#### [Required action]
The answer must be a single number, namely how many lines in the entries below contain the string "domain".
□ □ □ □
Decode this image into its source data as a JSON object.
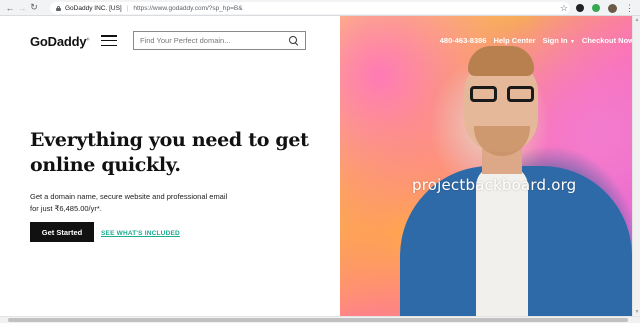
{
  "browser": {
    "site_org": "GoDaddy INC. [US]",
    "url": "https://www.godaddy.com/?sp_hp=B&"
  },
  "header": {
    "logo": "GoDaddy",
    "search_placeholder": "Find Your Perfect domain...",
    "phone": "480-463-8386",
    "help": "Help Center",
    "sign_in": "Sign In",
    "checkout": "Checkout Now"
  },
  "hero": {
    "headline": "Everything you need to get online quickly.",
    "subtext": "Get a domain name, secure website and professional email for just ₹6,485.00/yr*.",
    "cta": "Get Started",
    "secondary_link": "SEE WHAT'S INCLUDED",
    "watermark": "projectbackboard.org"
  },
  "colors": {
    "link_green": "#1bab8f",
    "cta_bg": "#111111"
  }
}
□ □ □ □
#### [Answer to this exercise]
2